▶ _WHAT THIS TASK INVOLVES_: Each entry below is to be restated word for word, with no pictures carried over.

▶ _THE DATA_:

****

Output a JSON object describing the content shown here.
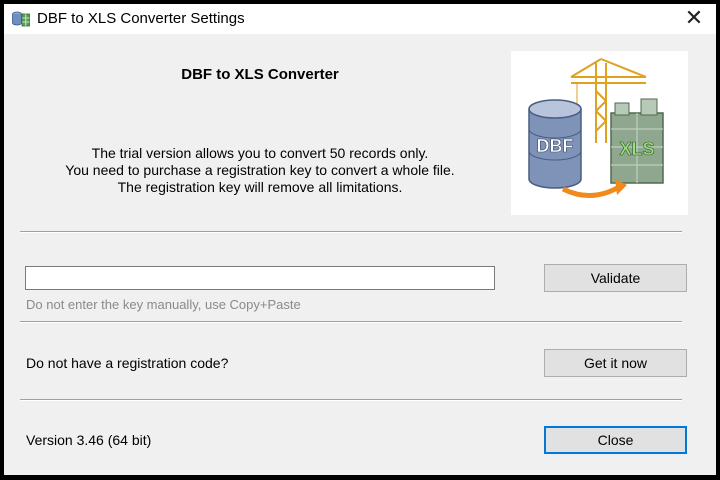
{
  "window": {
    "title": "DBF to XLS Converter Settings",
    "close_icon": "close-icon",
    "app_icon": "database-table-icon"
  },
  "header": {
    "app_name": "DBF to XLS Converter",
    "info_lines": [
      "The trial version allows you to convert 50 records only.",
      "You need to purchase a registration key to convert a whole file.",
      "The registration key will remove all limitations."
    ]
  },
  "logo": {
    "left_label": "DBF",
    "right_label": "XLS"
  },
  "registration": {
    "key_value": "",
    "hint": "Do not enter the key manually, use Copy+Paste",
    "validate_label": "Validate"
  },
  "purchase": {
    "question": "Do not have a registration code?",
    "get_label": "Get it now"
  },
  "footer": {
    "version": "Version 3.46 (64 bit)",
    "close_label": "Close"
  },
  "colors": {
    "dialog_bg": "#f0f0f0",
    "default_button_border": "#0078d7",
    "hint_text": "#8a8a8a"
  }
}
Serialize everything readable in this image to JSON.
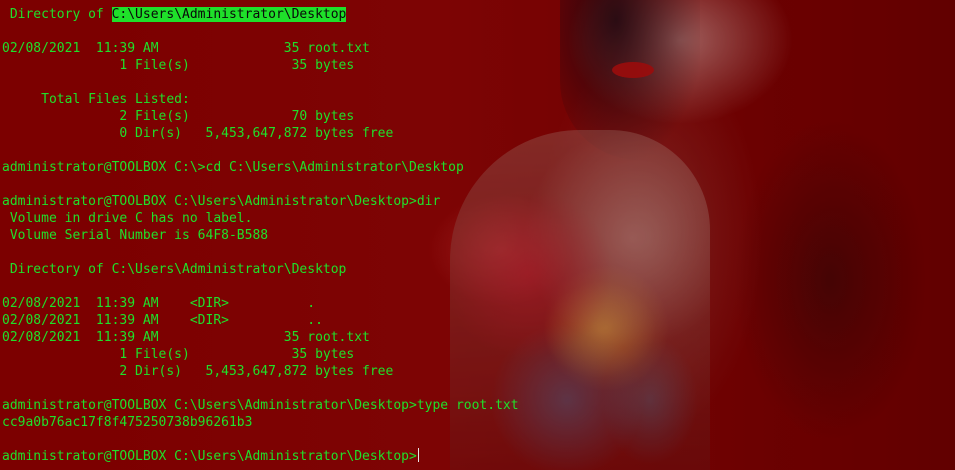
{
  "colors": {
    "terminal_text": "#1fe02a",
    "highlight_bg": "#1fe02a",
    "background": "#7a0000"
  },
  "terminal": {
    "lines": [
      {
        "prefix": " Directory of ",
        "highlight": "C:\\Users\\Administrator\\Desktop"
      },
      "",
      "02/08/2021  11:39 AM                35 root.txt",
      "               1 File(s)             35 bytes",
      "",
      "     Total Files Listed:",
      "               2 File(s)             70 bytes",
      "               0 Dir(s)   5,453,647,872 bytes free",
      "",
      "administrator@TOOLBOX C:\\>cd C:\\Users\\Administrator\\Desktop",
      "",
      "administrator@TOOLBOX C:\\Users\\Administrator\\Desktop>dir",
      " Volume in drive C has no label.",
      " Volume Serial Number is 64F8-B588",
      "",
      " Directory of C:\\Users\\Administrator\\Desktop",
      "",
      "02/08/2021  11:39 AM    <DIR>          .",
      "02/08/2021  11:39 AM    <DIR>          ..",
      "02/08/2021  11:39 AM                35 root.txt",
      "               1 File(s)             35 bytes",
      "               2 Dir(s)   5,453,647,872 bytes free",
      "",
      "administrator@TOOLBOX C:\\Users\\Administrator\\Desktop>type root.txt",
      "cc9a0b76ac17f8f475250738b96261b3",
      "",
      "administrator@TOOLBOX C:\\Users\\Administrator\\Desktop>"
    ]
  }
}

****

▶ _EXERCISE SOLUTION_:
Output a JSON object describing the content shown here.
{
  "window": {
    "title": "DBF to XLS Converter Settings",
    "close_icon": "close-icon",
    "app_icon": "database-table-icon"
  },
  "header": {
    "app_name": "DBF to XLS Converter",
    "info_lines": [
      "The trial version allows you to convert 50 records only.",
      "You need to purchase a registration key to convert a whole file.",
      "The registration key will remove all limitations."
    ]
  },
  "logo": {
    "left_label": "DBF",
    "right_label": "XLS"
  },
  "registration": {
    "key_value": "",
    "hint": "Do not enter the key manually, use Copy+Paste",
    "validate_label": "Validate"
  },
  "purchase": {
    "question": "Do not have a registration code?",
    "get_label": "Get it now"
  },
  "footer": {
    "version": "Version 3.46 (64 bit)",
    "close_label": "Close"
  },
  "colors": {
    "dialog_bg": "#f0f0f0",
    "default_button_border": "#0078d7",
    "hint_text": "#8a8a8a"
  }
}
Serialize everything readable in this image to JSON.
{
  "colors": {
    "terminal_text": "#1fe02a",
    "highlight_bg": "#1fe02a",
    "background": "#7a0000"
  },
  "terminal": {
    "lines": [
      {
        "prefix": " Directory of ",
        "highlight": "C:\\Users\\Administrator\\Desktop"
      },
      "",
      "02/08/2021  11:39 AM                35 root.txt",
      "               1 File(s)             35 bytes",
      "",
      "     Total Files Listed:",
      "               2 File(s)             70 bytes",
      "               0 Dir(s)   5,453,647,872 bytes free",
      "",
      "administrator@TOOLBOX C:\\>cd C:\\Users\\Administrator\\Desktop",
      "",
      "administrator@TOOLBOX C:\\Users\\Administrator\\Desktop>dir",
      " Volume in drive C has no label.",
      " Volume Serial Number is 64F8-B588",
      "",
      " Directory of C:\\Users\\Administrator\\Desktop",
      "",
      "02/08/2021  11:39 AM    <DIR>          .",
      "02/08/2021  11:39 AM    <DIR>          ..",
      "02/08/2021  11:39 AM                35 root.txt",
      "               1 File(s)             35 bytes",
      "               2 Dir(s)   5,453,647,872 bytes free",
      "",
      "administrator@TOOLBOX C:\\Users\\Administrator\\Desktop>type root.txt",
      "cc9a0b76ac17f8f475250738b96261b3",
      "",
      "administrator@TOOLBOX C:\\Users\\Administrator\\Desktop>"
    ]
  }
}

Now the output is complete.